These are trying times in Morocco. Against a backdrop of the drama of rifts in the governing political coalition, a large number of regional and international conferences in Morocco are focusing on its place in the global market. There is a growing appreciation that business as usual, whether that means speaking French and selling into the EU or maintaining rigid labor and business hierarchies, is not sufficient. Foreign direct investment continues to grow incrementally, moving beyond real estate and tourism into manufacturing sectors that rely on the improving infrastructure and competitive salaries that Morocco provides. The renewable energy sector, including wind and solar power, is broadening its scope of activities from north to south, requiring even more investment in transportation, power, and broadband/IT services. Most importantly, all of these projects provide opportunities to engage Moroccans who have the talent and energy to acquire or develop skills needed in the global market.

As I spoke with the young people about what skills or attitudes would help Moroccans meet future challenges, the words I heard most often were innovation, creativity, breaking barriers, adaptation, caring, and courage. There is a tension, mirroring young people globally, when they talk about the older elites and networks that they believe limit their prospects for growth. Their impatience and sense of entitlement echoes US graduates whose expectations are undergoing shock therapy in today’s jobs marketplace. As these rising Moroccan stars re-examine their professional aspirations, I detect in many of them a more holistic style in approaching job opportunities. Of course salaries are the first priority but there was a very strong emphasis on the processes and environments they value.

It was surprising that courage came up so often, and for them it has at least two elements. The first is having the confidence to take initiatives, make suggestions, and address issues that in the past had been the purview of only those higher up the workplace food chain. They felt that the support of their peers and managers is the key to building this confidence. The second, closely aligned dimension is risk-taking – feeling secure enough that trial and error is an option because it promotes learning, innovation, and team building. Most felt that risk-taking is valued more inside international companies than Moroccan firms, which often are reluctant to suggest out-of-the-box alternative solutions to their customers. I found this perception was especially strong among those who had worked/studied abroad and experienced the benefits of a more collaborative and creative work milieu. One of the pleasant surprises I encountered in the more than two dozen interviews I conducted is the pride that older (over 40) Moroccan managers have in young people. While counseling that they should be patient and acquire more experience, these managers appreciate the dynamic and intense work styles of their younger teammates. This was quite interesting as at least half of the group is Moroccan women under 35.

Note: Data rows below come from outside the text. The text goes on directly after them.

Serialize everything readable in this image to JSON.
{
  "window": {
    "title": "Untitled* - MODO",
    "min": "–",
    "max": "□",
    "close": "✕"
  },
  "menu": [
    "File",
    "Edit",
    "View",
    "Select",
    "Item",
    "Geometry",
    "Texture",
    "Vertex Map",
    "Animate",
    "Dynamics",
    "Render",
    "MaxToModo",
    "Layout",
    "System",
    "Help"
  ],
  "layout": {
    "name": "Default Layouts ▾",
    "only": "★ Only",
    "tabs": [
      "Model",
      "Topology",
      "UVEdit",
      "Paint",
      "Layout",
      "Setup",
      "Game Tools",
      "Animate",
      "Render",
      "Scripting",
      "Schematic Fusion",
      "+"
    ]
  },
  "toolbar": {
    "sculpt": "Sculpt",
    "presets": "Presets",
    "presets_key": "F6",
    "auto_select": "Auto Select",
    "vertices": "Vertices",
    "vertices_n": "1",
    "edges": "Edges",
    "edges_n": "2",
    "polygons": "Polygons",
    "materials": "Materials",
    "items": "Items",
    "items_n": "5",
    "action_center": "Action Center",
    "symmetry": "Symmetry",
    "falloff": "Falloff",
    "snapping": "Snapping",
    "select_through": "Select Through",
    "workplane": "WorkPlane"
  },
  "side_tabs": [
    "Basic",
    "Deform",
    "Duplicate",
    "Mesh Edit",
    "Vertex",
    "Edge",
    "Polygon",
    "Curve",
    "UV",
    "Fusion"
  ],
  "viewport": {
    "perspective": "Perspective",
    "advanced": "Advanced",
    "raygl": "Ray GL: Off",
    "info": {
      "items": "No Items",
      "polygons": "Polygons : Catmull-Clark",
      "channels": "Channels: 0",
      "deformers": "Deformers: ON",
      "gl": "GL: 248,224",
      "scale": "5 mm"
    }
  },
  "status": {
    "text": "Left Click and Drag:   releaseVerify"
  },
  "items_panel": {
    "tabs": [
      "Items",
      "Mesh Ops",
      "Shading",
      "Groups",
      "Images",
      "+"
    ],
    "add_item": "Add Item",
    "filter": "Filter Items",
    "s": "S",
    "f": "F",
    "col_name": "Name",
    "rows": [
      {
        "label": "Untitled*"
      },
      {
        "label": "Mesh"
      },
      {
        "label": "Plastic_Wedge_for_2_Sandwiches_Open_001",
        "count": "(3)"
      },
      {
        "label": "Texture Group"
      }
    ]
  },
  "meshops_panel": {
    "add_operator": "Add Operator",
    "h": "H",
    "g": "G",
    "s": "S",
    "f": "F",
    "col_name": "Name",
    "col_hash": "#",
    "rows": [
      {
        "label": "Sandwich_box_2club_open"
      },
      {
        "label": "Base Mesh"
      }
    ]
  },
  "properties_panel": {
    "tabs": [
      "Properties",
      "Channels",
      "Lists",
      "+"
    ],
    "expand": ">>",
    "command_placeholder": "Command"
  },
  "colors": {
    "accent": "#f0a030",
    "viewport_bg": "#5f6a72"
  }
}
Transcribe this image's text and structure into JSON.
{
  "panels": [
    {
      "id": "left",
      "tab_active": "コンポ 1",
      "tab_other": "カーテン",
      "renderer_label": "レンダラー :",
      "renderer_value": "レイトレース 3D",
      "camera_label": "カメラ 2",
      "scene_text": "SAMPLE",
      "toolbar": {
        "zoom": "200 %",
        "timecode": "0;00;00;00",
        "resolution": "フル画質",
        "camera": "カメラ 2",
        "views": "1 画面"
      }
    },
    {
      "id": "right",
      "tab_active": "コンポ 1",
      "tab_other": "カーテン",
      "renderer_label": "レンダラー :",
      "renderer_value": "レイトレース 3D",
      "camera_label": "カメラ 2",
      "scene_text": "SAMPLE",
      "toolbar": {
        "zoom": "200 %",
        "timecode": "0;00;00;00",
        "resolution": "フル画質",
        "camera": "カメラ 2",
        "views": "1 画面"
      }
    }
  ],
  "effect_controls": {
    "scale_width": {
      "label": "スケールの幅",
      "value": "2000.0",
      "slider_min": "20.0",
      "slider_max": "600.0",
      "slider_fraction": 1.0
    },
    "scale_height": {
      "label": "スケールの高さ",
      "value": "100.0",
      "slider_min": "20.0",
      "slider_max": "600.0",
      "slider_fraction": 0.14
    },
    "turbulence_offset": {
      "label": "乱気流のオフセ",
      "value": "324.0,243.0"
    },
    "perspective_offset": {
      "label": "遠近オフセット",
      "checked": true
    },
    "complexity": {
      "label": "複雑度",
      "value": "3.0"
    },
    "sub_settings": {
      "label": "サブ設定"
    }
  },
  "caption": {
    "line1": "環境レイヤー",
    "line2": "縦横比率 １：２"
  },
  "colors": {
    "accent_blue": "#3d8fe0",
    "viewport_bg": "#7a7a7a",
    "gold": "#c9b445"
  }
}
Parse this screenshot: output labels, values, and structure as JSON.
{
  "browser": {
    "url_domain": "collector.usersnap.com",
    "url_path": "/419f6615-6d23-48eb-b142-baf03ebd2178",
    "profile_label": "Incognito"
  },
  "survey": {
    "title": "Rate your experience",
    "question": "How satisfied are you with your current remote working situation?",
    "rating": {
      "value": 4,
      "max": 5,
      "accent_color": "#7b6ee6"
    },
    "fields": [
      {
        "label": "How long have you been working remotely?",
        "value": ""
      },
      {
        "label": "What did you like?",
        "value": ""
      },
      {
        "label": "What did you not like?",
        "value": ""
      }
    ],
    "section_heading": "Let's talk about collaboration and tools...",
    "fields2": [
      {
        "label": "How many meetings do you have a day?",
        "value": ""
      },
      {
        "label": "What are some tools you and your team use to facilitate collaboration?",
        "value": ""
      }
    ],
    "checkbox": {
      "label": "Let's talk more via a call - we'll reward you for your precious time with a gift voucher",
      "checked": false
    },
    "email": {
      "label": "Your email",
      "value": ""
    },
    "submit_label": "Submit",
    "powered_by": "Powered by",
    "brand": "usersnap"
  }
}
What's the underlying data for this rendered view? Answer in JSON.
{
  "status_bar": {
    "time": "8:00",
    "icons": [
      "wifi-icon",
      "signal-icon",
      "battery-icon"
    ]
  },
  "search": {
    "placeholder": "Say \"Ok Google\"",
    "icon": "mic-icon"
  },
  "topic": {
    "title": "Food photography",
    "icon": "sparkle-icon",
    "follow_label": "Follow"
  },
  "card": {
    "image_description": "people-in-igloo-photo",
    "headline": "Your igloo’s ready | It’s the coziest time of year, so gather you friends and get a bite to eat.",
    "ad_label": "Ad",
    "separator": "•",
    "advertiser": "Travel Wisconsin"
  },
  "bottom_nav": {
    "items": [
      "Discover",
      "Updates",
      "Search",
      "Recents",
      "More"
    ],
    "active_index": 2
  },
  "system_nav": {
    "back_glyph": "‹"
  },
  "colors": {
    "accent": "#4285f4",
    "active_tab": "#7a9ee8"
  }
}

I spent a solid ten days in Casablanca building new ties to Morocco and renewing past friendships. While the confidence of the Moroccans with whom I spoke is tempered by the barriers they encounter, there is an essential conviction running through all of them that Morocco can make the needed changes to compete globally. And they are very excited and motivated about being part of that change.